A tech platform which allows staff to feedback their views in realtime to senior management has secured almost £1m in seed funding.
Trickle, which has been used by a string of public sector organisations, including the Scottish Government’s Digital Directorate, where it was deployed for 400 users, has received the backing of venture capital firm Techstart Ventures.
Founded in Edinburgh by entrepreneur Paul Reid in 2018, the platform entered the Digital Directorate’s CivTech Challenge accelerator programme and recently won its 4th Cohort (Challenge 8) to work alongside West Dunbartonshire Council on a people engagement initiative.
Trickle aims to drive improved people engagement for large corporates and SMEs across their organisations. Trickle launched into the UK market earlier this year and is already winning business across the commercial and public sectors, with recent client wins and assignments including Scottish Power, the Scottish Government, Disclosure Scotland and more.
Trickle’s technology platform features an analytics dashboard which highlights the top-5 issues or suggestions from employees, called “trickles”, so a company’s senior management and HR function know where to focus their attention. Industry research regularly points to a positive work culture, where people feel listened to and valued, translating to a significant competitive advantage for high-performing organisations (see Mckinsey & Company’s Culture: 4 keys to why it matters report in 2018).
CEO and co-founder Paul Reid previously founded geospatial solutions specialist Sigma Seven, which was acquired by FTSE 100 business outsourcing giant Capita plc in 2015. Reid brought in some of the Sigma Seven team to launch Trickle, including fellow co-founder Ross Dempster who is Trickle’s CTO. A number of angel investors who had previously backed Sigma Seven, along with Techstart Ventures, have supported Trickle with seed funding of almost £1 million.
Trickle CEO and co-founder Paul Reid said: “When Sigma Seven was acquired by one of the UK’s largest companies, I saw first-hand how corporate culture can impact people and I was always thinking about how I had to feed or trickle my team’s sentiments back to the new management. With Trickle, we’ve built a people-first technology platform so that a conduit exists to channel employee issues and suggestions to senior management and HR. The end result is a virtuous circle that helps people feel more valued within the organisations we’re partnering with.”

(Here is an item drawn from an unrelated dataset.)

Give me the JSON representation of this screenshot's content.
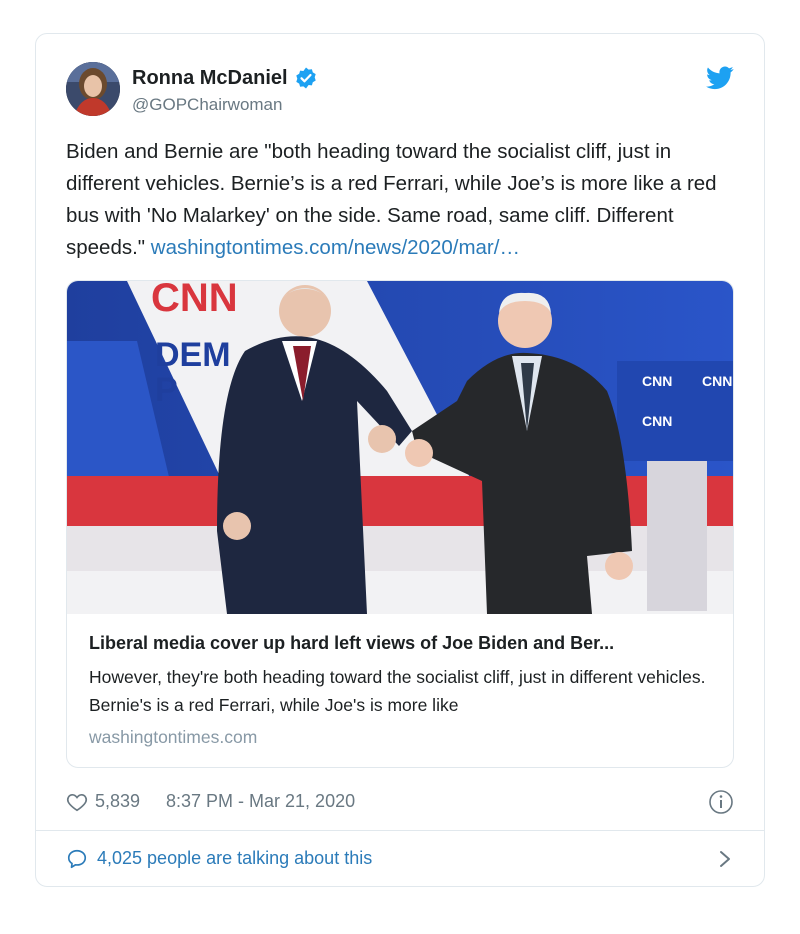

While Trickle is working alongside large national and international companies, some of whom are going through or have gone through restructuring or transformational change, the SME market is also proving to be a fast-growing segment for the team where areas like staff attraction and retention, employer brand and growth phases can have the kind of seismic impact experienced by much larger companies.
Trickle’s COO, Marcella Peacock, said: “Studies show that a happily employed person is more than twice as productive as a satisfied one and more than three times as productive as a dissatisfied person at work. Today’s startups are thinking more about culture than ever before from day one. For the more established organisations, they realise that in today’s corporate world, putting real focus on engaging your workforce results in higher productivity, increased loyalty and reduced staff churn.”
Trickle, which was one of the companies who joined the third cohort of the Scottish Government’s CivTech digital accelerator programme in 2018, plans to grow headcount from 6 to 10 over the next twelve months. At the end of October, Trickle also won CivTech’s 4th cohort (Challenge 8) to work alongside West Dunbartonshire Council on their people engagement.